Yes, you can do lots with these, and you can use them opposite say a tail vise if you have a size of wood you regularly plane.
A similar device is available in Belgium here :
(bottom of the web page)
for 9.35 EUR
Fine if you like dog holes I suppose. Very different application though because they rely on a vise. The bench stop is a different animal.
They’re a bit ‘marmite’ those metal bench-stops. Some people love them, and some hate them. Some prefer to have no metal fittings on the benchtop, to avoid risk of damage to edge tools.
However, used with due care, there’s no doubt that they work, and work well.
They wouldn’t damage edge tools unless you were careless I suppose. I just upgraded this blog with an update showing my additional wooden cover block that works great.
I’ve seen them in books before, never in the flesh, and thought they seemed like an unnecessary risk. A moment of neglect in a busy day, maybe you plane a board further down than you expected or switch to a thinner board without re-adjusting, and you could easily take a lump out of your blade. Having skimmed the top of my wooden stop a couple of times I can see how it would happen. Plus there’s the marks they leave, so I must honestly say I struggle to see the logic behind them.
I do like Marmite though.
The old Roubo benches used a simple long rectangle-section piece of wood in a snug fitting hole in the (often 4″ deep) bench top as a planing stop. But they typically topped the wooden stop with a jagged-edged piece of metal:
I added one of these to my work bench, about a month after Paul’s post.
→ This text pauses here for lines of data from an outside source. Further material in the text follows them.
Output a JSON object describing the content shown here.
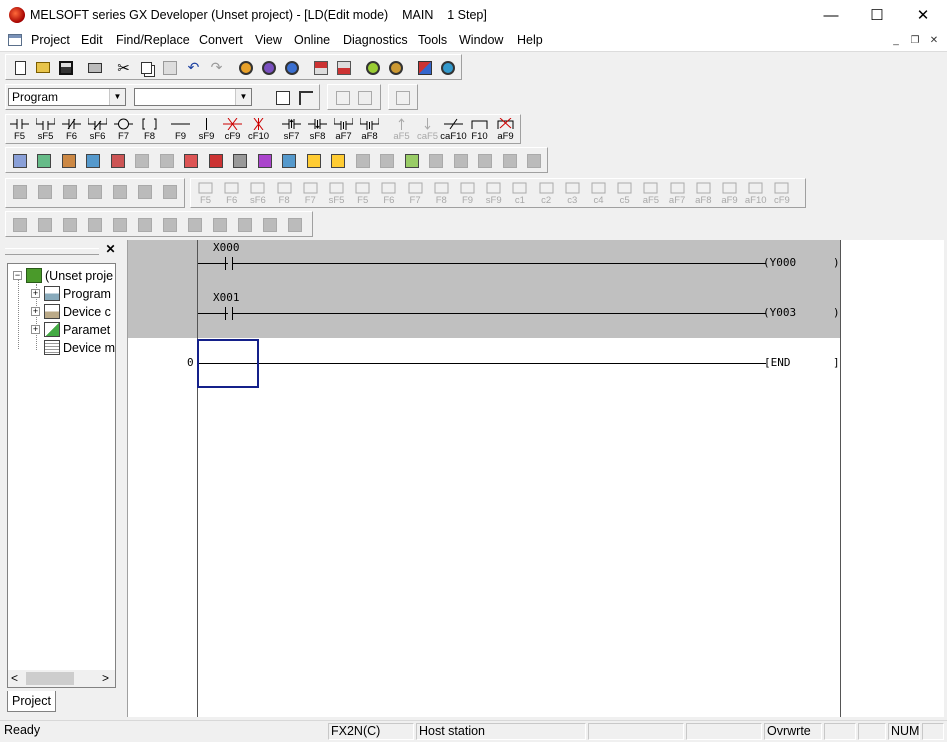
{
  "window": {
    "title": "MELSOFT series GX Developer (Unset project) - [LD(Edit mode)    MAIN    1 Step]",
    "controls": {
      "minimize": "—",
      "maximize": "☐",
      "close": "✕"
    }
  },
  "menubar": {
    "items": [
      "Project",
      "Edit",
      "Find/Replace",
      "Convert",
      "View",
      "Online",
      "Diagnostics",
      "Tools",
      "Window",
      "Help"
    ],
    "mdi_controls": {
      "minimize": "_",
      "restore": "❐",
      "close": "✕"
    }
  },
  "toolbar": {
    "program_select": {
      "value": "Program"
    },
    "device_select": {
      "value": ""
    },
    "ladder_buttons": [
      {
        "key": "F5",
        "symbol": "no-contact"
      },
      {
        "key": "sF5",
        "symbol": "parallel-no-contact"
      },
      {
        "key": "F6",
        "symbol": "nc-contact"
      },
      {
        "key": "sF6",
        "symbol": "parallel-nc-contact"
      },
      {
        "key": "F7",
        "symbol": "coil"
      },
      {
        "key": "F8",
        "symbol": "application-instruction"
      },
      {
        "key": "F9",
        "symbol": "horizontal-line"
      },
      {
        "key": "sF9",
        "symbol": "vertical-line"
      },
      {
        "key": "cF9",
        "symbol": "delete-horizontal-line"
      },
      {
        "key": "cF10",
        "symbol": "delete-vertical-line"
      },
      {
        "key": "sF7",
        "symbol": "rising-pulse"
      },
      {
        "key": "sF8",
        "symbol": "falling-pulse"
      },
      {
        "key": "aF7",
        "symbol": "parallel-rising-pulse"
      },
      {
        "key": "aF8",
        "symbol": "parallel-falling-pulse"
      },
      {
        "key": "aF5",
        "symbol": "operation-result-rising",
        "disabled": true
      },
      {
        "key": "caF5",
        "symbol": "operation-result-falling",
        "disabled": true
      },
      {
        "key": "caF10",
        "symbol": "invert-operation"
      },
      {
        "key": "F10",
        "symbol": "draw-line"
      },
      {
        "key": "aF9",
        "symbol": "delete-line"
      }
    ],
    "sfc_buttons": [
      "F5",
      "F6",
      "sF6",
      "F8",
      "F7",
      "sF5",
      "F5",
      "F6",
      "F7",
      "F8",
      "F9",
      "sF9",
      "c1",
      "c2",
      "c3",
      "c4",
      "c5",
      "aF5",
      "aF7",
      "aF8",
      "aF9",
      "aF10",
      "cF9"
    ]
  },
  "project_tree": {
    "items": [
      {
        "label": "(Unset proje",
        "icon": "project-icon",
        "expander": "−",
        "level": 0
      },
      {
        "label": "Program",
        "icon": "program-folder-icon",
        "expander": "+",
        "level": 1
      },
      {
        "label": "Device c",
        "icon": "device-comment-icon",
        "expander": "+",
        "level": 1
      },
      {
        "label": "Paramet",
        "icon": "parameter-icon",
        "expander": "+",
        "level": 1
      },
      {
        "label": "Device m",
        "icon": "device-memory-icon",
        "expander": "",
        "level": 1
      }
    ],
    "scroll_left": "<",
    "scroll_right": ">",
    "tab": "Project"
  },
  "ladder": {
    "rungs": [
      {
        "step": "",
        "contact": "X000",
        "coil": "Y000",
        "selected": true
      },
      {
        "step": "",
        "contact": "X001",
        "coil": "Y003",
        "selected": true
      },
      {
        "step": "0",
        "contact": "",
        "coil": "END",
        "selected": false
      }
    ]
  },
  "statusbar": {
    "ready": "Ready",
    "plc": "FX2N(C)",
    "station": "Host station",
    "mode": "Ovrwrte",
    "num": "NUM"
  }
}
I’ve been using it now for quite a while, and at first I thought “this is great”. Now though, the honeymoon is over and it is starting to annoy me. To screw it down out of the way, you have to clear out ALL of the chips and sawdust/shavings (it is a shavings magnet) and the only viable way is to use the vacuum cleaner. I’ve tried blowing them out – that drives them further into the works, and brushing them which clears the visible ones but not those clogging up the closing action. Vacuum is the only way, and if you are having to do that several times a day it becomes tedious, at best.
I am going to modify the bench as best I can to take a sliding square post on wing nuts against the leg, and grave in a piece where the metal bench stop was.
It works well though, and together with a cleft stick and a holdfast I’ve had some very good work holding!
I still like mine but only use it a little.
I’ve seen solutions to your shaving problem, where a hole is drilled below the recess that lets any trapped shavings fall through to the floor.
I had one of those that I got from Lee Valley. When I would plane against it the wood would walk up the teeth and then slide over the top. 🙁 Finally I hit it with plane one time and it broke. I will not be getting another, Probably operator error, but it never worked properly for me.
Do you have any considerations after being using one of this after 3 years. Best regards from Perth Australia.
They come in occasionally but I am not altogether sure I would install another. I don’t use bench dogs or holdfasts which others swear they can’t live without so perhaps I am not the one to follow.
Thank you very much for your comment. Best regards
They’re great, but the mortise is sits in may have to be deepened a few times in a woodworker’s life when the bench is resurfaced. Not a big deal.
You should only have to screw it down flush once in a blue moon if it’s positioned correctly and your work to the size of your bench makes sense. If you need to alternate flush to exposed several times a day, something sounds amiss. Just leave it up and position workpieces elsewhere. These things only take up a few square inches, if even that. It’s hard to imagine that you’d have to have this tiny bit of area unobstructed several times a day.
In fact, most vintage ones are frozen in the up position for just this reason.
Comments are closed.